Students and families are getting their first look at the inside of the new Daviess County Middle School this week, and classes will begin in the new building on October 17. The modern design and unique features give the facility an almost college campus feel, with an uncovered 45,750-square-foot courtyard surrounded by the four main corridors of the building.
District officials on Monday got a tour of the school, located at 3901 Fairview Drive.
“It’s been 5 years in the making, and I’m incredibly excited,” Daviess County Public Schools Superintendent Matt Robbins said. “Today is a day that we’ve dreamed about. Obviously we’ve got more to come. But we’re really excited for parents and students to be able to begin to see the building. It’s a feeling of exhilaration, no question.”
The building was supposed to be ready by the start of the school year but construction issues caused a delay. Classrooms have now been largely outfitted and are nearly ready, though there are some finishing touches that need to be made to the rest of the building.
“Teachers have had an opportunity to get in the building,” Robbins said. “I know their goal is to get that done before Fall Break (next week) so they can enjoy their week. But we’re in good shape now to have students here on Monday, October 17. All the significant stuff in terms of heating and air, electrical, plumbing, all those things are finished now.”
Robbins is especially proud of the layout. The front of the school will face the Fairview Drive extension.
The gym will be the center of focus along the front of the building. Just to the right of the gym is the main entrance and front office, along with other staff offices and a 5,308-square-foot media center/library. To the left of the gym is a 6,200-square-foot cafeteria along with the kitchen.
The other three corridors share identical layouts, with one each dedicated to 6th, 7th, and 8th grades. Each corridor has nine classrooms, two science labs, computer labs, and restrooms.
Each corridor also features a storm shelter that can hold every student in that corridor (meaning up to 300 students each). The shelter areas are concrete reinforced and can survive up to 290-mile-per-hour winds. They also contain a door that leads directly outside so that anyone will be able to exit even if the other three sides are blocked by debris.
The building also features an orchestra room in the back right corner, along with an art studio and a digital arts room in the back left corner.
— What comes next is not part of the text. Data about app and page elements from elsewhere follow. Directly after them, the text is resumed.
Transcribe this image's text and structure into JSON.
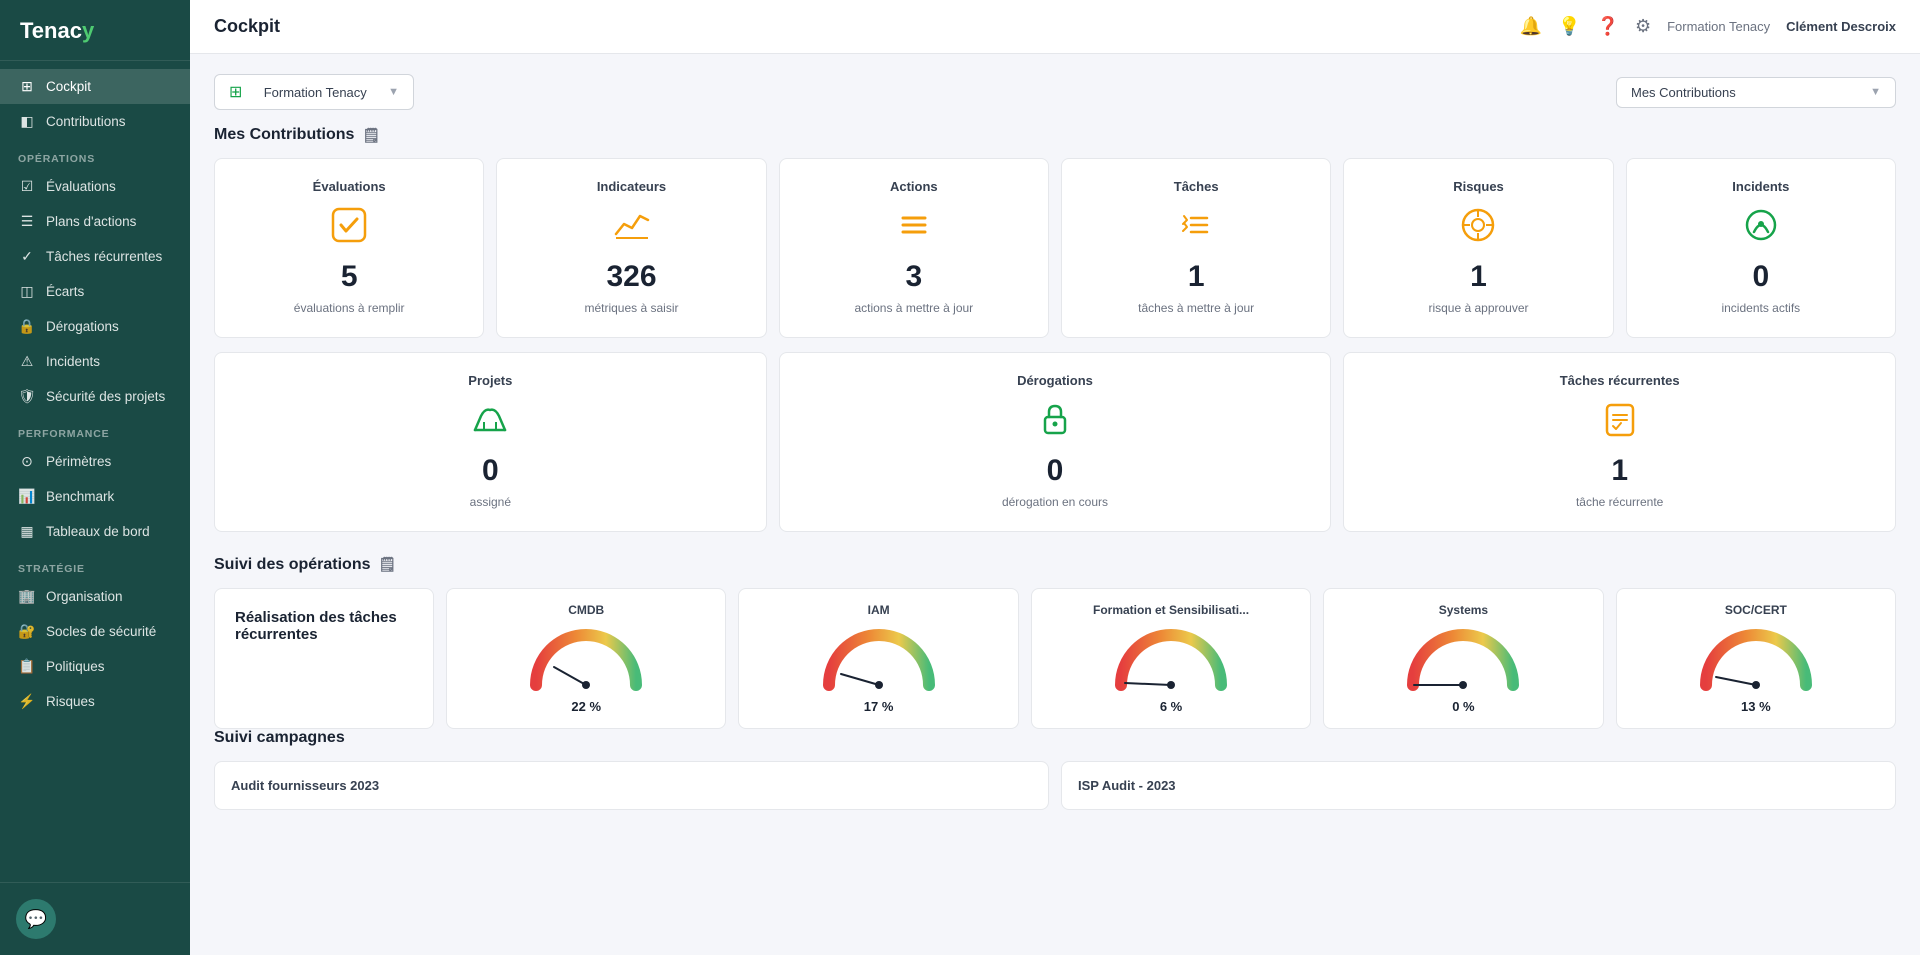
{
  "app": {
    "name": "Tenac",
    "dot": "y"
  },
  "topbar": {
    "title": "Cockpit",
    "org": "Formation Tenacy",
    "user": "Clément Descroix"
  },
  "sidebar": {
    "sections": [
      {
        "items": [
          {
            "id": "cockpit",
            "label": "Cockpit",
            "icon": "⊞",
            "active": true
          },
          {
            "id": "contributions",
            "label": "Contributions",
            "icon": "◧"
          }
        ]
      },
      {
        "label": "OPÉRATIONS",
        "items": [
          {
            "id": "evaluations",
            "label": "Évaluations",
            "icon": "☑"
          },
          {
            "id": "plans",
            "label": "Plans d'actions",
            "icon": "☰"
          },
          {
            "id": "taches",
            "label": "Tâches récurrentes",
            "icon": "✓"
          },
          {
            "id": "ecarts",
            "label": "Écarts",
            "icon": "◫"
          },
          {
            "id": "derogations",
            "label": "Dérogations",
            "icon": "🔒"
          },
          {
            "id": "incidents",
            "label": "Incidents",
            "icon": "⚠"
          },
          {
            "id": "securite",
            "label": "Sécurité des projets",
            "icon": "🛡"
          }
        ]
      },
      {
        "label": "PERFORMANCE",
        "items": [
          {
            "id": "perimetres",
            "label": "Périmètres",
            "icon": "⊙"
          },
          {
            "id": "benchmark",
            "label": "Benchmark",
            "icon": "📊"
          },
          {
            "id": "tableaux",
            "label": "Tableaux de bord",
            "icon": "▦"
          }
        ]
      },
      {
        "label": "STRATÉGIE",
        "items": [
          {
            "id": "organisation",
            "label": "Organisation",
            "icon": "🏢"
          },
          {
            "id": "socles",
            "label": "Socles de sécurité",
            "icon": "🔐"
          },
          {
            "id": "politiques",
            "label": "Politiques",
            "icon": "📋"
          },
          {
            "id": "risques",
            "label": "Risques",
            "icon": "⚡"
          }
        ]
      }
    ]
  },
  "filters": {
    "org_label": "Formation Tenacy",
    "view_label": "Mes Contributions"
  },
  "mes_contributions": {
    "title": "Mes Contributions",
    "stats_row1": [
      {
        "id": "evaluations",
        "title": "Évaluations",
        "number": "5",
        "desc": "évaluations à remplir",
        "icon": "✅",
        "icon_class": "icon-yellow"
      },
      {
        "id": "indicateurs",
        "title": "Indicateurs",
        "number": "326",
        "desc": "métriques à saisir",
        "icon": "📈",
        "icon_class": "icon-yellow"
      },
      {
        "id": "actions",
        "title": "Actions",
        "number": "3",
        "desc": "actions à mettre à jour",
        "icon": "≡",
        "icon_class": "icon-yellow"
      },
      {
        "id": "taches",
        "title": "Tâches",
        "number": "1",
        "desc": "tâches à mettre à jour",
        "icon": "☑",
        "icon_class": "icon-yellow"
      },
      {
        "id": "risques",
        "title": "Risques",
        "number": "1",
        "desc": "risque à approuver",
        "icon": "☢",
        "icon_class": "icon-yellow"
      },
      {
        "id": "incidents",
        "title": "Incidents",
        "number": "0",
        "desc": "incidents actifs",
        "icon": "🔥",
        "icon_class": "icon-green"
      }
    ],
    "stats_row2": [
      {
        "id": "projets",
        "title": "Projets",
        "number": "0",
        "desc": "assigné",
        "icon": "🏗",
        "icon_class": "icon-green"
      },
      {
        "id": "derogations",
        "title": "Dérogations",
        "number": "0",
        "desc": "dérogation en cours",
        "icon": "🔒",
        "icon_class": "icon-green"
      },
      {
        "id": "taches-rec",
        "title": "Tâches récurrentes",
        "number": "1",
        "desc": "tâche récurrente",
        "icon": "📋",
        "icon_class": "icon-yellow"
      }
    ]
  },
  "suivi_operations": {
    "title": "Suivi des opérations",
    "realisation_title": "Réalisation des tâches récurrentes",
    "gauges": [
      {
        "id": "cmdb",
        "title": "CMDB",
        "pct": 22,
        "pct_label": "22 %"
      },
      {
        "id": "iam",
        "title": "IAM",
        "pct": 17,
        "pct_label": "17 %"
      },
      {
        "id": "formation",
        "title": "Formation et Sensibilisati...",
        "pct": 6,
        "pct_label": "6 %"
      },
      {
        "id": "systems",
        "title": "Systems",
        "pct": 0,
        "pct_label": "0 %"
      },
      {
        "id": "soc",
        "title": "SOC/CERT",
        "pct": 13,
        "pct_label": "13 %"
      }
    ]
  },
  "suivi_campagnes": {
    "title": "Suivi campagnes",
    "items": [
      {
        "id": "audit-fournisseurs",
        "title": "Audit fournisseurs 2023"
      },
      {
        "id": "isp-audit",
        "title": "ISP Audit - 2023"
      }
    ]
  }
}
The corridors surround the courtyard, which will feature sections of artificial turf and berms that will allow for outside seating.
“The courtyard is probably the centerpiece that’s most noticeable,” Robbins said. “It kind of gives us a college campus-type feel to the building. Beyond that, the gymnasium, the cafeteria, and the concrete finished floors are a unique feature to the building. Then the vaulted ceilings down the hallways really allow a lot of light to enter the building and make it a bright, attractive place for kids to learn and for teachers to work.”
Robbins said another major upgrade over the old DCMS is the parent line for dropping off and picking up students. While the only entrance/exit is off Fairview Drive, the parent line will wrap all the way around the building. There will also be a separate loop for buses.
“If you go to the old school now during dismissal time, we have cars that are backed out onto Highway 60,” Robbins said. “Now, we’ll keep our fingers crossed and hope that we have a long enough parent line area so we won’t have cars out onto the main roads.”
DCMS parents and students will have the opportunity to visit the facility and participate in family pep rallies and open house nights hosted by grade Tuesday-Thursday this week. There will also be an open house for anyone in the community to visit the facility from 1-4 p.m. on October 23.